Dr. Emanuel Vincent serves as the Principal Consultant at Pinkgrape Consulting (PGC), bringing more
than 25 years of expertise in teaching, learning, evaluation, instruction, and administration. He
has participated in prestigious programs such as the Fulbright program in Japan and the Carnegie
Fellowship at Northeastern University. Dr. Vincent is an active mentor and cognitive coach at the
Association of International Educators and Leaders of Color (AIELOC) and has contributed as a
writer for Global Education Supply & Solutions (GESS). He has been honored with the Springfield
College Writing Fellowship and the Massachusetts Education Policy Fellowship at Northeastern
Dr. Vincent is deeply committed to empowering learners of all ages to become global citizens by

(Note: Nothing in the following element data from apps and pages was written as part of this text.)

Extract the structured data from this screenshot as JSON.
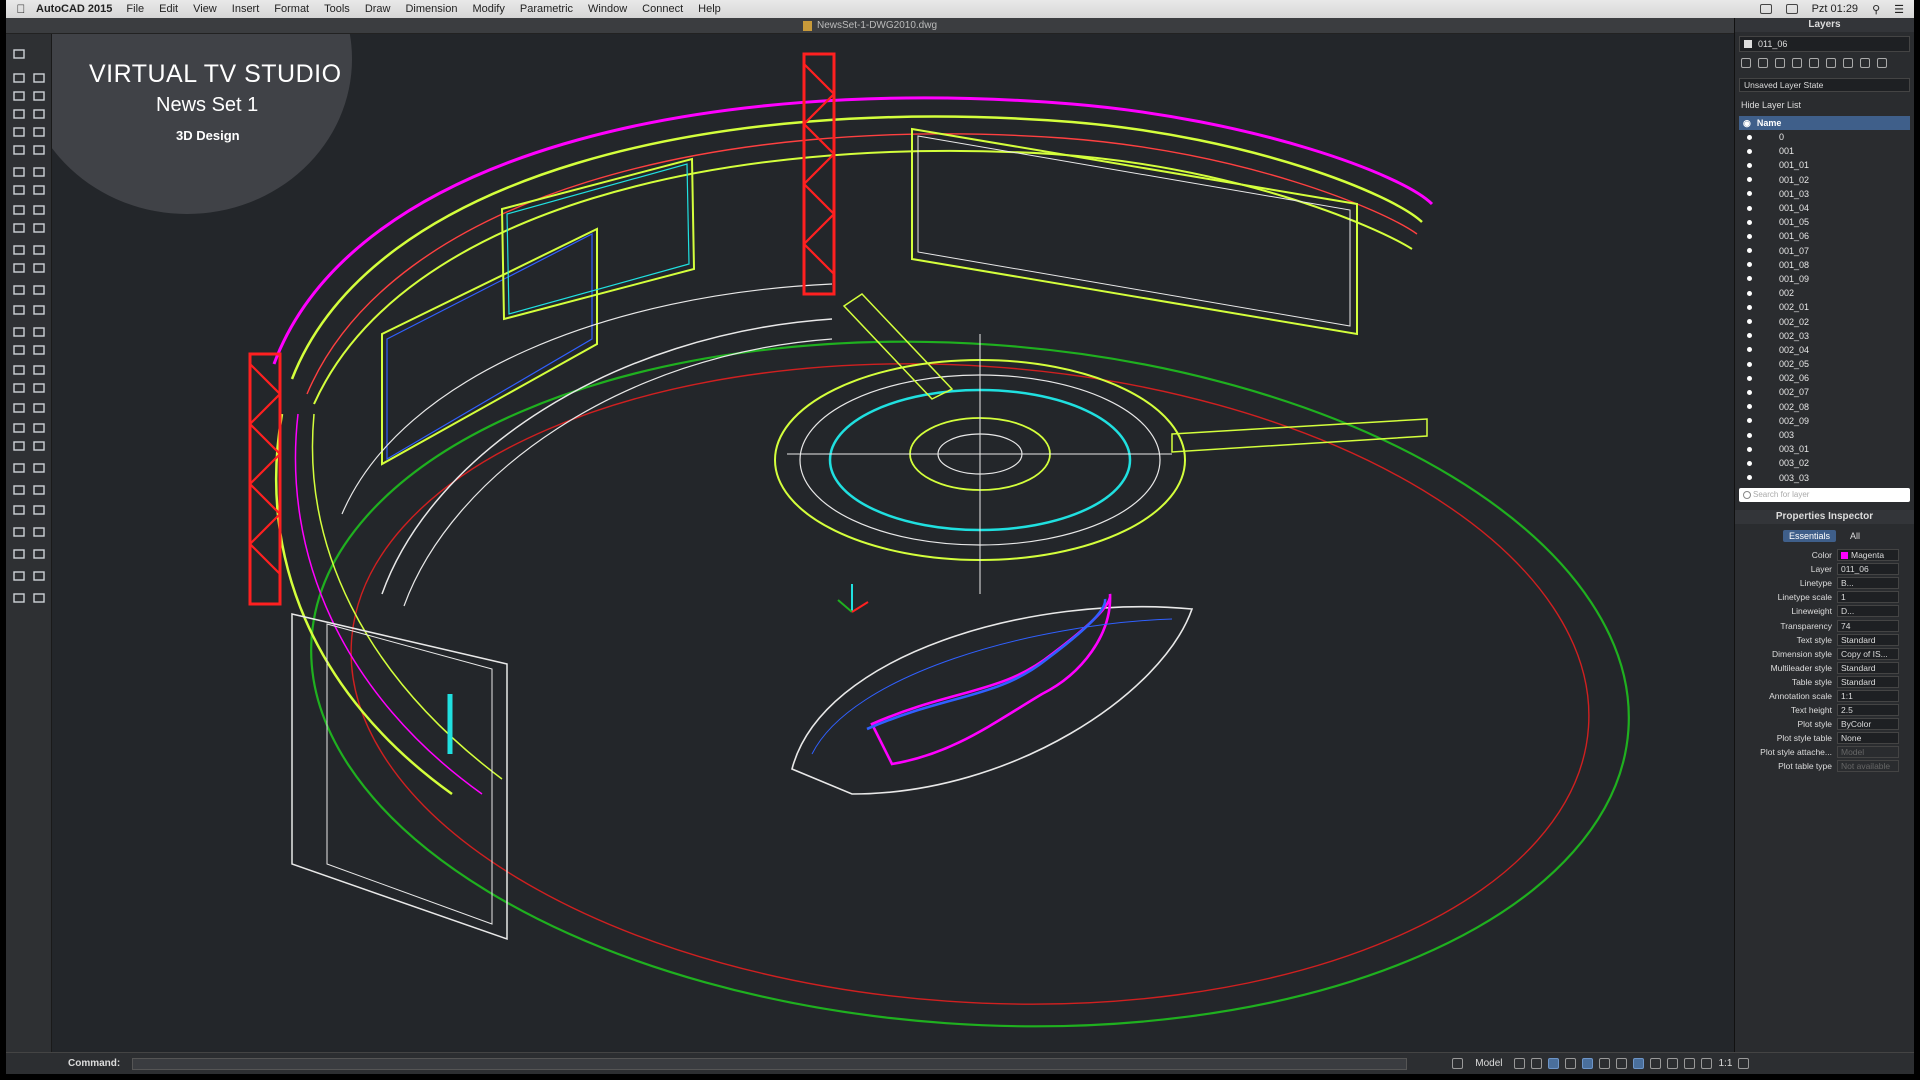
{
  "menubar": {
    "app_name": "AutoCAD 2015",
    "items": [
      "File",
      "Edit",
      "View",
      "Insert",
      "Format",
      "Tools",
      "Draw",
      "Dimension",
      "Modify",
      "Parametric",
      "Window",
      "Connect",
      "Help"
    ],
    "clock": "Pzt 01:29"
  },
  "document": {
    "title": "NewsSet-1-DWG2010.dwg"
  },
  "overlay": {
    "title": "VIRTUAL TV STUDIO",
    "subtitle": "News Set 1",
    "caption": "3D Design"
  },
  "command": {
    "label": "Command:"
  },
  "status": {
    "model_tab": "Model",
    "scale": "1:1"
  },
  "layers_panel": {
    "title": "Layers",
    "current_layer": "011_06",
    "layer_state": "Unsaved Layer State",
    "hide_list_label": "Hide Layer List",
    "column_name": "Name",
    "search_placeholder": "Search for layer",
    "layers": [
      "0",
      "001",
      "001_01",
      "001_02",
      "001_03",
      "001_04",
      "001_05",
      "001_06",
      "001_07",
      "001_08",
      "001_09",
      "002",
      "002_01",
      "002_02",
      "002_03",
      "002_04",
      "002_05",
      "002_06",
      "002_07",
      "002_08",
      "002_09",
      "003",
      "003_01",
      "003_02",
      "003_03"
    ]
  },
  "properties_panel": {
    "title": "Properties Inspector",
    "tabs": [
      "Essentials",
      "All"
    ],
    "rows": [
      {
        "label": "Color",
        "value": "Magenta"
      },
      {
        "label": "Layer",
        "value": "011_06"
      },
      {
        "label": "Linetype",
        "value": "B..."
      },
      {
        "label": "Linetype scale",
        "value": "1"
      },
      {
        "label": "Lineweight",
        "value": "D..."
      },
      {
        "label": "Transparency",
        "value": "74"
      },
      {
        "label": "Text style",
        "value": "Standard"
      },
      {
        "label": "Dimension style",
        "value": "Copy of IS..."
      },
      {
        "label": "Multileader style",
        "value": "Standard"
      },
      {
        "label": "Table style",
        "value": "Standard"
      },
      {
        "label": "Annotation scale",
        "value": "1:1"
      },
      {
        "label": "Text height",
        "value": "2.5"
      },
      {
        "label": "Plot style",
        "value": "ByColor"
      },
      {
        "label": "Plot style table",
        "value": "None"
      },
      {
        "label": "Plot style attache...",
        "value": "Model"
      },
      {
        "label": "Plot table type",
        "value": "Not available"
      }
    ]
  },
  "colors": {
    "canvas": "#23262a",
    "magenta": "#ff00ff",
    "yellow_green": "#d4ff3c",
    "red": "#ff2020",
    "green": "#1fb01f",
    "cyan": "#20e0e0",
    "white": "#e8e8e8",
    "blue": "#3060ff"
  },
  "icons": [
    "apple-icon",
    "search-icon",
    "gear-icon",
    "autocad-logo-icon"
  ]
}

implementing innovative and sustainable solutions in the education ecosystem. He collaborates closely with educational organizations and communities, fostering inclusivity, promoting excellence in learning, and driving teaching innovation forward. For inquiries, please contact him at firstname.lastname@example.org